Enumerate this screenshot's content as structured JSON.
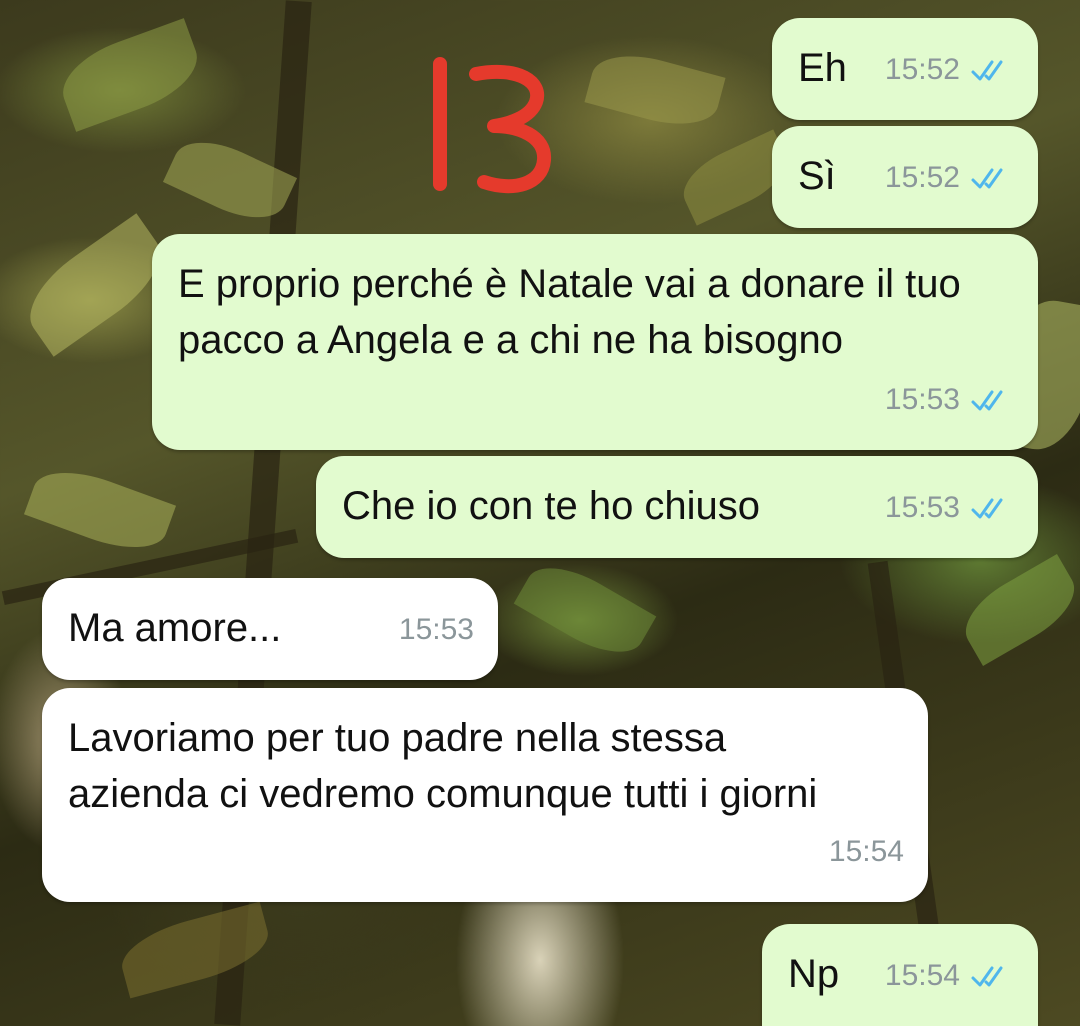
{
  "annotation": {
    "label": "13",
    "color": "#e53a2c"
  },
  "messages": [
    {
      "direction": "outgoing",
      "text": "Eh",
      "time": "15:52",
      "status_icon": "double-check-icon"
    },
    {
      "direction": "outgoing",
      "text": "Sì",
      "time": "15:52",
      "status_icon": "double-check-icon"
    },
    {
      "direction": "outgoing",
      "text": "E proprio perché è Natale vai a donare il tuo pacco a Angela e a chi ne ha bisogno",
      "time": "15:53",
      "status_icon": "double-check-icon"
    },
    {
      "direction": "outgoing",
      "text": "Che io con te ho chiuso",
      "time": "15:53",
      "status_icon": "double-check-icon"
    },
    {
      "direction": "incoming",
      "text": "Ma amore...",
      "time": "15:53"
    },
    {
      "direction": "incoming",
      "text": "Lavoriamo per tuo padre nella stessa azienda ci vedremo comunque tutti i giorni",
      "time": "15:54"
    },
    {
      "direction": "outgoing",
      "text": "Np",
      "time": "15:54",
      "status_icon": "double-check-icon"
    }
  ],
  "colors": {
    "outgoing_bubble": "#e2fbcf",
    "incoming_bubble": "#ffffff",
    "read_ticks": "#4fb6ec",
    "timestamp": "#8b969a"
  }
}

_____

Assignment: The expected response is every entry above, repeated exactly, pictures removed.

Written response:
Enumerate this screenshot's content as structured JSON.
{
  "annotation": {
    "label": "13",
    "color": "#e53a2c"
  },
  "messages": [
    {
      "direction": "outgoing",
      "text": "Eh",
      "time": "15:52",
      "status_icon": "double-check-icon"
    },
    {
      "direction": "outgoing",
      "text": "Sì",
      "time": "15:52",
      "status_icon": "double-check-icon"
    },
    {
      "direction": "outgoing",
      "text": "E proprio perché è Natale vai a donare il tuo pacco a Angela e a chi ne ha bisogno",
      "time": "15:53",
      "status_icon": "double-check-icon"
    },
    {
      "direction": "outgoing",
      "text": "Che io con te ho chiuso",
      "time": "15:53",
      "status_icon": "double-check-icon"
    },
    {
      "direction": "incoming",
      "text": "Ma amore...",
      "time": "15:53"
    },
    {
      "direction": "incoming",
      "text": "Lavoriamo per tuo padre nella stessa azienda ci vedremo comunque tutti i giorni",
      "time": "15:54"
    },
    {
      "direction": "outgoing",
      "text": "Np",
      "time": "15:54",
      "status_icon": "double-check-icon"
    }
  ],
  "colors": {
    "outgoing_bubble": "#e2fbcf",
    "incoming_bubble": "#ffffff",
    "read_ticks": "#4fb6ec",
    "timestamp": "#8b969a"
  }
}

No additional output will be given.